What is wastewater?

Wastewater is the water that leaves industries, businesses, farms, and homes. This includes water from sources like sinks, showers, toilets, pulp mills, and manufacturing companies. Different contaminants and pollutants enter wastewater depending on how and where water is used.  Wastewater must be treated to remove these pollutants before it can be released back into the water environment.

What is our role?

We ensure wastewater is clean enough to be released into ground and surface waters through regulating discharges from municipal and industrial treatment plants. We do this through issuing wastewater discharge permits.

The permits require facilities and municipalities to:

  • Treat their wastewater.

  • Control the discharge quality and quantity.

  • Have a certified operator in charge of municipal plants.

Wastewater discharge permits are required if the facility or municipality disposes of wastewater into surface or groundwater called waters of the state.

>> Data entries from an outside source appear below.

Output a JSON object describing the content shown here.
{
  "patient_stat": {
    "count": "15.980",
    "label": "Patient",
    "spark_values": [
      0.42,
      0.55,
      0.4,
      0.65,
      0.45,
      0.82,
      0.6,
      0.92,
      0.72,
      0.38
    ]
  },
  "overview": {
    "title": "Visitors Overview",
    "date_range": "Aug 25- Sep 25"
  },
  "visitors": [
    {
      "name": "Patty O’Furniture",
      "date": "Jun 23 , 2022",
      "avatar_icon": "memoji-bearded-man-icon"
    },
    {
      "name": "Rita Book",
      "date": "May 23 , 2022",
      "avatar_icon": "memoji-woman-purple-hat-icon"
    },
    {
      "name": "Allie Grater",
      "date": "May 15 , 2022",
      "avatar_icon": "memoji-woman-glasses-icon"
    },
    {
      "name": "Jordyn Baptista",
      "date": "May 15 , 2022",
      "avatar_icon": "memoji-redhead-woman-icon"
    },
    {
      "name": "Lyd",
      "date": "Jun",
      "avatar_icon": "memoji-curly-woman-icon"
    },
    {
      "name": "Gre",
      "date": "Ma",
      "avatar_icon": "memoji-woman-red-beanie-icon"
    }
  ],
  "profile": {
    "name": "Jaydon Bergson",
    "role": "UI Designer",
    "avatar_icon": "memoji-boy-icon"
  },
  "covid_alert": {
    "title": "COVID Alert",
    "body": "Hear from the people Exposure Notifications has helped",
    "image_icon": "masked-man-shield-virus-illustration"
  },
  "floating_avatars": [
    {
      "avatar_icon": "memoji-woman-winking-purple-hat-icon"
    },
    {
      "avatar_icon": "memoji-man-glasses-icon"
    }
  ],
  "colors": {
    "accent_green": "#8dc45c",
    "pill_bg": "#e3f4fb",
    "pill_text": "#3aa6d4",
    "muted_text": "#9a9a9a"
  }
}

This includes rivers, lakes, streams, bays, and aquifers.

Some industrial facilities do not discharge to a water of the state. Rather, the industry discharges wastewater to a municipal sanitary sewer that takes sewage to a treatment plant for pollutant removal prior to disposal. This still requires a discharge permit.

What is wastewater treatment?

All wastewater must receive treatment to protect human health and aquatic life. Wastewater is treated at regulated facilities called Wastewater Treatment Plants (WWTP). There are more than 600 WWTPs in Washington. Each plant’s discharge must meet our water quality standards. All of the WWTP operators in charge of running the municipal plants must also be state certified.

Plant size and treatment methods vary depending on the climate, wastewater source, population served and/or industry size. Treatment types include physical, chemical, and biological processes:

  • Physical treatment removes solids from the raw (untreated) wastewater with processes like screening or settling.

  • Chemical treatment involves the addition of chemicals that change the water chemistry to help increase settling rates or remove specific pollutants.

  • Biological treatment uses special microorganisms to consume organics.

Treatment plants use different combinations of these three treatment process categories. It all depends on the wastewater source and level of treatment required by the discharge permit.

Outstanding WWTP awards

There are more than 300 municipal plants, and some have met every single standard and deadline for the whole year. We recognize these plants through an award program. Some of the plants have received an award since we started handing them out — 23 years! Operators proudly display the awarded plaques on their walls demonstrating their excellence and continued commitment to keeping Washington waters clean.